Imperioso was in a huge pasture that was knee deep in grass. He had a large tree in the center and a covered shelter. He looked quite relaxed and happy. Hubby later told me that he walked off with the dog because as soon as he saw the horse, he knew it was a done deal.
Noemi, Imperioso's owner, told me all about his training, what his life has been like, and what I might expect to see while he was worked in the round pen. She encouraged me to saddle and bridle him. He was polite, except for the typical 6 year old stuff (snuffling for treats in my hair, tugging at my sleeve, rapping the gate with his hooves when we weren't talking to him - all stuff that just makes them cute.)

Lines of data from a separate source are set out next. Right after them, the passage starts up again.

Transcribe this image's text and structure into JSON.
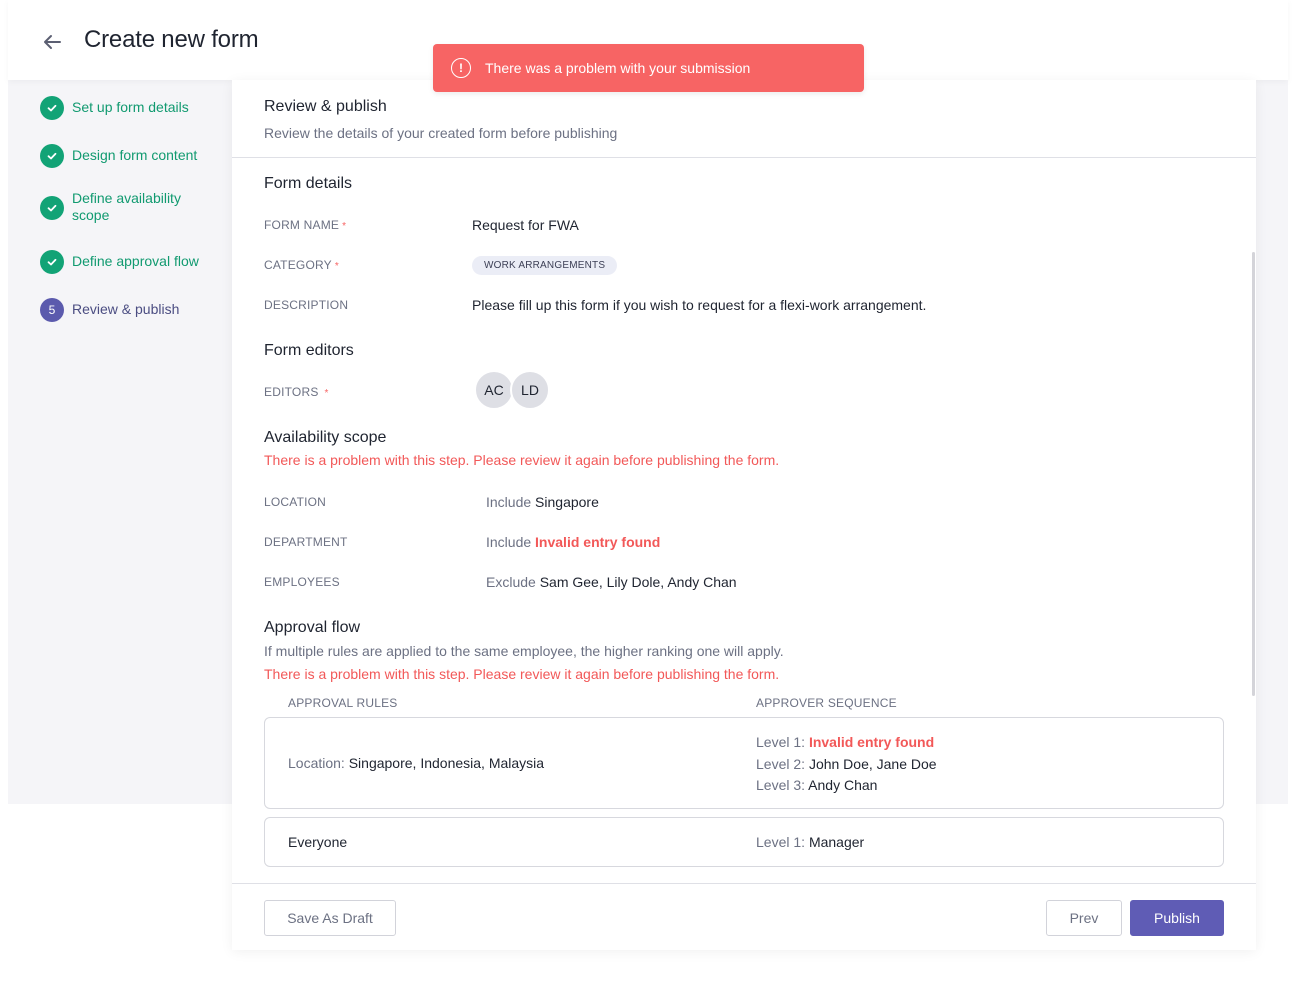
{
  "header": {
    "title": "Create new form",
    "back_icon": "arrow-left-icon"
  },
  "toast": {
    "icon": "exclamation-circle-icon",
    "message": "There was a problem with your submission",
    "color": "#f76464"
  },
  "stepper": [
    {
      "label": "Set up form details",
      "status": "done"
    },
    {
      "label": "Design form content",
      "status": "done"
    },
    {
      "label": "Define availability scope",
      "status": "done"
    },
    {
      "label": "Define approval flow",
      "status": "done"
    },
    {
      "label": "Review & publish",
      "status": "current",
      "number": "5"
    }
  ],
  "review": {
    "title": "Review & publish",
    "subtitle": "Review the details of your created form before publishing"
  },
  "form_details": {
    "title": "Form details",
    "name_label": "FORM NAME",
    "name_value": "Request for FWA",
    "category_label": "CATEGORY",
    "category_value": "WORK ARRANGEMENTS",
    "description_label": "DESCRIPTION",
    "description_value": "Please fill up this form if you wish to request for a flexi-work arrangement.",
    "required_mark": "*"
  },
  "form_editors": {
    "title": "Form editors",
    "editors_label": "EDITORS",
    "editors": [
      "AC",
      "LD"
    ]
  },
  "availability": {
    "title": "Availability scope",
    "error": "There is a problem with this step. Please review it again before publishing the form.",
    "location_label": "LOCATION",
    "location_mode": "Include",
    "location_value": "Singapore",
    "department_label": "DEPARTMENT",
    "department_mode": "Include",
    "department_value": "Invalid entry found",
    "employees_label": "EMPLOYEES",
    "employees_mode": "Exclude",
    "employees_value": "Sam Gee, Lily Dole, Andy Chan"
  },
  "approval": {
    "title": "Approval flow",
    "note": "If multiple rules are applied to the same employee, the higher ranking one will apply.",
    "error": "There is a problem with this step. Please review it again before publishing the form.",
    "rules_header": "APPROVAL RULES",
    "sequence_header": "APPROVER SEQUENCE",
    "rule1": {
      "key": "Location:",
      "value": "Singapore, Indonesia, Malaysia",
      "levels": [
        {
          "label": "Level 1:",
          "value": "Invalid entry found",
          "invalid": true
        },
        {
          "label": "Level 2:",
          "value": "John Doe, Jane Doe",
          "invalid": false
        },
        {
          "label": "Level 3:",
          "value": "Andy Chan",
          "invalid": false
        }
      ]
    },
    "rule2": {
      "value": "Everyone",
      "levels": [
        {
          "label": "Level 1:",
          "value": "Manager",
          "invalid": false
        }
      ]
    }
  },
  "footer": {
    "save_draft": "Save As Draft",
    "prev": "Prev",
    "publish": "Publish"
  },
  "colors": {
    "success": "#12a376",
    "primary": "#5f5cb5",
    "danger": "#f25858"
  }
}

She has given him the very best life experiences possible. He had 60 days training with a dressage trainer, and then Noemi rode him for four months. He spent the next year and a half in the pasture. And while that didn't get him any more trained, it definitely gave him time to finish growing up.
We walked down to the round pen where Noemi had him trot and canter both directions. He was definitely tense and stiff, but that's to be expected from a young horse who hasn't worked in more than a year. He did give a few baby bucks, but for the most part, his tension was just a sky high head with no bend to his body. He listened the whole time though and never ran around like a crazy man.

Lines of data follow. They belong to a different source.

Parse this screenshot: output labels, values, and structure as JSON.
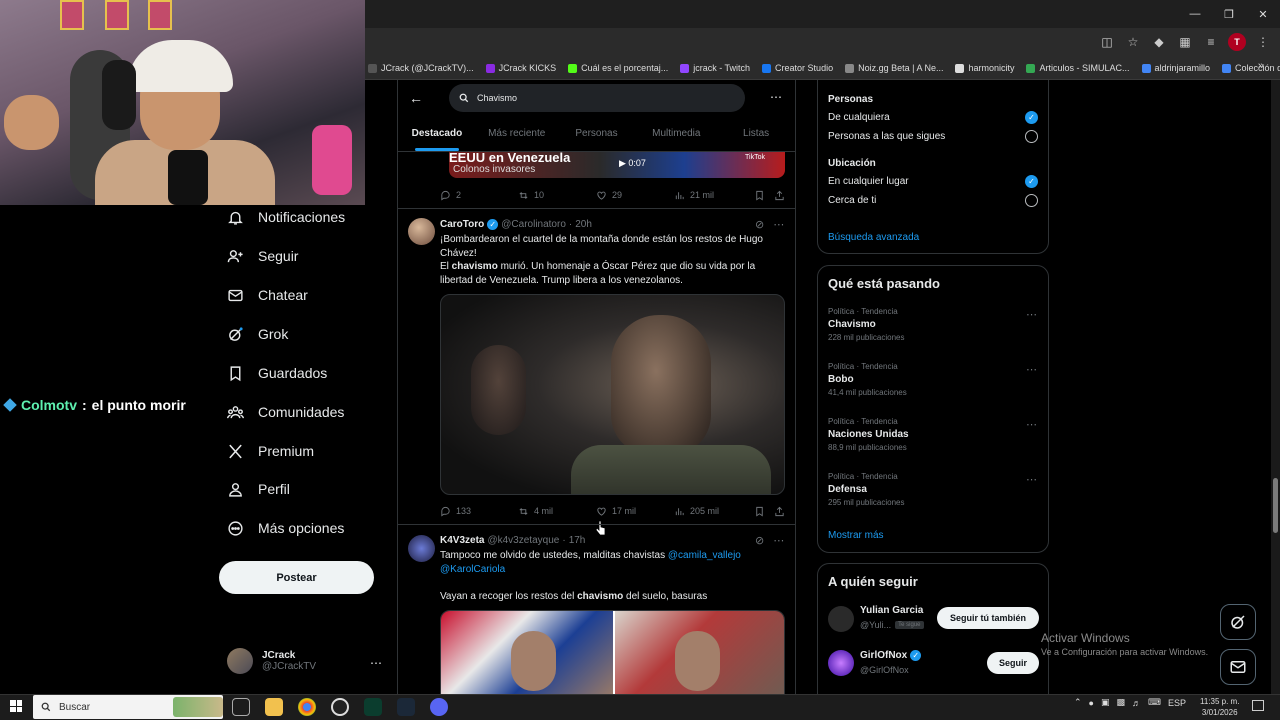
{
  "browser": {
    "bookmarks": [
      {
        "label": "JCrack (@JCrackTV)...",
        "color": "#555"
      },
      {
        "label": "JCrack KICKS",
        "color": "#8a2be2"
      },
      {
        "label": "Cuál es el porcentaj...",
        "color": "#53fc18"
      },
      {
        "label": "jcrack - Twitch",
        "color": "#9146ff"
      },
      {
        "label": "Creator Studio",
        "color": "#1877f2"
      },
      {
        "label": "Noiz.gg Beta | A Ne...",
        "color": "#888"
      },
      {
        "label": "harmonicity",
        "color": "#ddd"
      },
      {
        "label": "Articulos - SIMULAC...",
        "color": "#34a853"
      },
      {
        "label": "aldrinjaramillo",
        "color": "#4285f4"
      },
      {
        "label": "Colección de M_blei...",
        "color": "#4285f4"
      }
    ],
    "profile_initial": "T"
  },
  "stream": {
    "chat_user": "Colmotv",
    "chat_sep": " : ",
    "chat_message": "el punto morir"
  },
  "nav": {
    "items": [
      {
        "label": "Notificaciones",
        "icon": "bell-icon"
      },
      {
        "label": "Seguir",
        "icon": "add-user-icon"
      },
      {
        "label": "Chatear",
        "icon": "mail-icon"
      },
      {
        "label": "Grok",
        "icon": "grok-icon"
      },
      {
        "label": "Guardados",
        "icon": "bookmark-icon"
      },
      {
        "label": "Comunidades",
        "icon": "communities-icon"
      },
      {
        "label": "Premium",
        "icon": "x-logo-icon"
      },
      {
        "label": "Perfil",
        "icon": "profile-icon"
      },
      {
        "label": "Más opciones",
        "icon": "more-options-icon"
      }
    ],
    "post_label": "Postear",
    "account_name": "JCrack",
    "account_handle": "@JCrackTV"
  },
  "search": {
    "query": "Chavismo",
    "tabs": [
      "Destacado",
      "Más reciente",
      "Personas",
      "Multimedia",
      "Listas"
    ],
    "active_tab": "Destacado"
  },
  "tweets": [
    {
      "video_title": "EEUU en Venezuela",
      "video_subtitle": "Colonos invasores",
      "video_time": "0:07",
      "video_brand": "TikTok",
      "replies": "2",
      "reposts": "10",
      "likes": "29",
      "views": "21 mil"
    },
    {
      "name": "CaroToro",
      "handle": "@Carolinatoro",
      "time": "20h",
      "text1": "¡Bombardearon el cuartel de la montaña donde están los restos de Hugo Chávez!",
      "text2_pre": "El ",
      "text2_kw": "chavismo",
      "text2_post": " murió. Un homenaje a Óscar Pérez que dio su vida por la libertad de Venezuela.  Trump libera a los venezolanos.",
      "replies": "133",
      "reposts": "4 mil",
      "likes": "17 mil",
      "views": "205 mil"
    },
    {
      "name": "K4V3zeta",
      "handle": "@k4v3zetayque",
      "time": "17h",
      "text1": "Tampoco me olvido de ustedes, malditas chavistas ",
      "mention1": "@camila_vallejo",
      "mention2": "@KarolCariola",
      "text2_pre": "Vayan a recoger los restos del ",
      "text2_kw": "chavismo",
      "text2_post": " del suelo, basuras"
    }
  ],
  "filters": {
    "people_title": "Personas",
    "people_opt1": "De cualquiera",
    "people_opt2": "Personas a las que sigues",
    "people_selected": 1,
    "location_title": "Ubicación",
    "location_opt1": "En cualquier lugar",
    "location_opt2": "Cerca de ti",
    "location_selected": 1,
    "advanced": "Búsqueda avanzada"
  },
  "trends": {
    "title": "Qué está pasando",
    "items": [
      {
        "category": "Política · Tendencia",
        "name": "Chavismo",
        "count": "228 mil publicaciones"
      },
      {
        "category": "Política · Tendencia",
        "name": "Bobo",
        "count": "41,4 mil publicaciones"
      },
      {
        "category": "Política · Tendencia",
        "name": "Naciones Unidas",
        "count": "88,9 mil publicaciones"
      },
      {
        "category": "Política · Tendencia",
        "name": "Defensa",
        "count": "295 mil publicaciones"
      }
    ],
    "show_more": "Mostrar más"
  },
  "follow": {
    "title": "A quién seguir",
    "items": [
      {
        "name": "Yulian Garcia",
        "handle": "@Yuli...",
        "tag": "Te sigue",
        "button": "Seguir tú también"
      },
      {
        "name": "GirlOfNox",
        "handle": "@GirlOfNox",
        "button": "Seguir"
      }
    ]
  },
  "watermark": {
    "line1": "Activar Windows",
    "line2": "Ve a Configuración para activar Windows."
  },
  "taskbar": {
    "search_placeholder": "Buscar",
    "lang": "ESP",
    "time": "11:35 p. m.",
    "date": "3/01/2026"
  }
}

After ten or fifteen minutes of free lunging, we both thought he looked warmed up enough for me to get on him. He wasn't great about moving sideways off my leg, but he didn't bolt at the feel of it either. I just kept him at a walk, asking him to move his hindquarters sideways. He definitely needs a refresher course, but there was no bucking, spooking, or other naughtiness.

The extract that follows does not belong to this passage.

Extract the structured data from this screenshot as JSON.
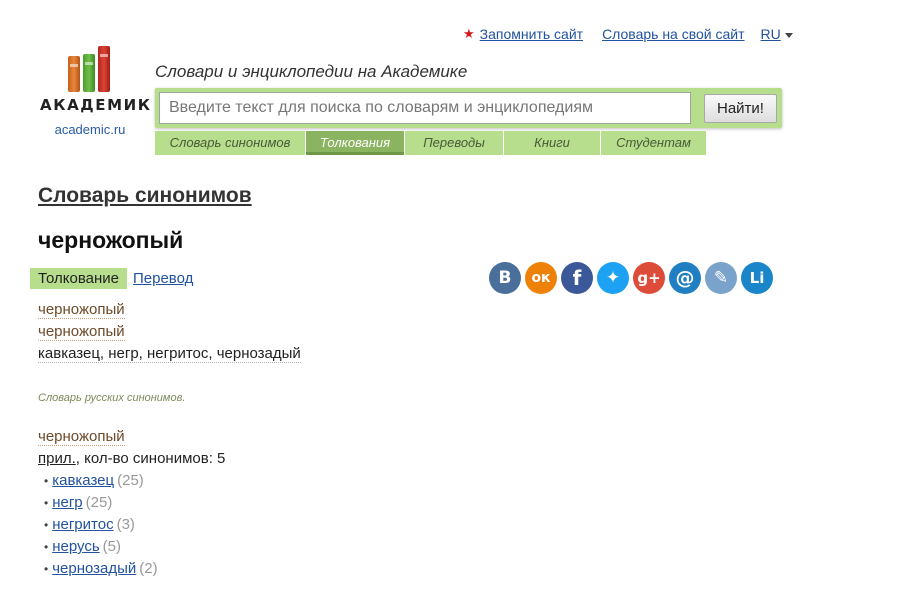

As we walked back to the pasture, I knew he was just what I was looking for. It took us about ten seconds to work out a deal. I think Noemi felt the same way I did. I thought he was a good fit, and she wanted him to have a good home.
Yesterday I shared his breeding information, tomorrow … getting him to his temporary home!
11/30/2014 11:11:51 pm
Looks like you've made a great choice! Can't wait to hear more about him!
12/1/2014 10:14:11 am
Hopefully i'll be able to take some lessons later in the month with the trainer. I'll keep you updated. :0)
12/1/2014 10:14:51 am
Thanks, Lauren. Since he's not HERE, it's hard to feel too excited about it. :0)
12/1/2014 01:43:10 am
So exciting, and SO handsome! Congrads!!!
12/1/2014 10:15:34 am
12/1/2014 10:16:17 am
I hadn't thought about it like that, but I did feel as though we clicked. Thanks for that. :0)
12/1/2014 02:35:11 am
12/1/2014 10:16:41 am
12/1/2014 10:17:04 am
12/1/2014 04:11:51 am
I'm excited for you! :-) He seems like a really nice horse.
12/1/2014 10:17:31 am
Thank you, SB, I sure hope so. :0)
12/1/2014 05:15:12 am
12/1/2014 10:18:00 am
12/1/2014 10:18:24 am
I kind of thought so. :0)
Comments are closed.
About the Writer and Rider
I am a lifelong rider.
I began endurance riding in 1996 where I ultimately completed five, one-day 100 mile races, the 200-mile Death Valley Encounter, and numerous other 50, 65, and 75 mile races. I began showing dressage in 2010.
Welcome to my dressage journey.
About Speedy G
Speedy went from endurance horse to dressage horse. After helping me earn a USDF Bronze medal in the summer of 2020, he is now semi-retired. Speedy is a 2004, 15'1 hand, purebred Arabian gelding. His Arabian Horse Registry name is G Ima Starr FA.
Izzy was started as a four-year old and then spent the next 18 months in pasture growing up. I bought him as a six-year old, and together, we are showing at the lower levels. He is a 2008, 16'3 hand warmblood gelding. His Rheinland Pfalz-saar International (RPSI) name is Imperioso.
National Rider Awards
State Rider Awards
State Horse Awards
CDS Sapphire Rider Award
Third Level: 63.514%
Third Level: 62.105%
2023 Show Season
(r) Ride-a-Test Clinic
2023 Show Schedule
2023 Completed …
2023 Qualifying Scores
Regional Adult Amateur Competition (RAAC)
Qualifying Training Level
3 Scores/2 Judges/60%: